Pain in shingles

The first symptom of shingles is usually discomfort or pain on an area of the skin, without any visible signs (known as prodromal pain). After a couple of days, however, redness appears on the skin at the site of the pain, and soon the characteristic skin rash associated with shingles appears.

The rash is often accompanied by pain which, in some cases, can be very severe. It can be persistent or episodic and is often described as burning, stabbing or itching. It is not uncommon for the area affected to become excessively sensitive to touch, heat or cold. Something that normally does not hurt at all, for example clothing or bed linen against the skin, may feel very painful.

The pain generally clears once the rash dries up and heals, which usually happens within a month. Sometimes, however, the pain can last for a longer period of time. This is because the nerves along which the virus spread when it was reactivated may have been damaged by the infection.

This long-term nerve pain, known as postherpetic neuralgia, is the most common complication of shingles.

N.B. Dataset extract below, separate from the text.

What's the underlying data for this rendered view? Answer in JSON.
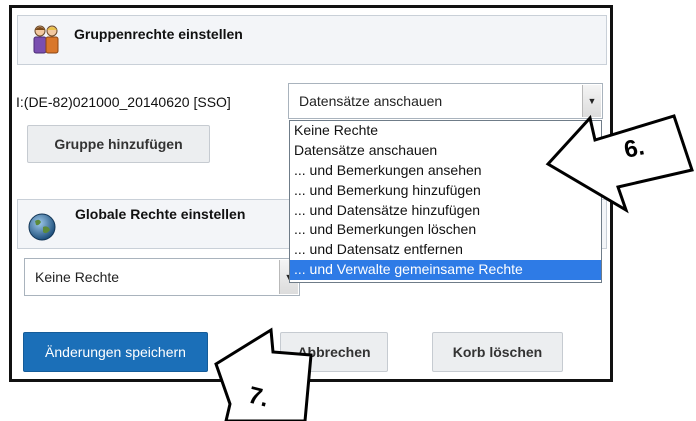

It rarely affects younger people, but the older a person is when they get shingles, the greater the risk of this and other complications.

Read more about postherpetic neuralgia here.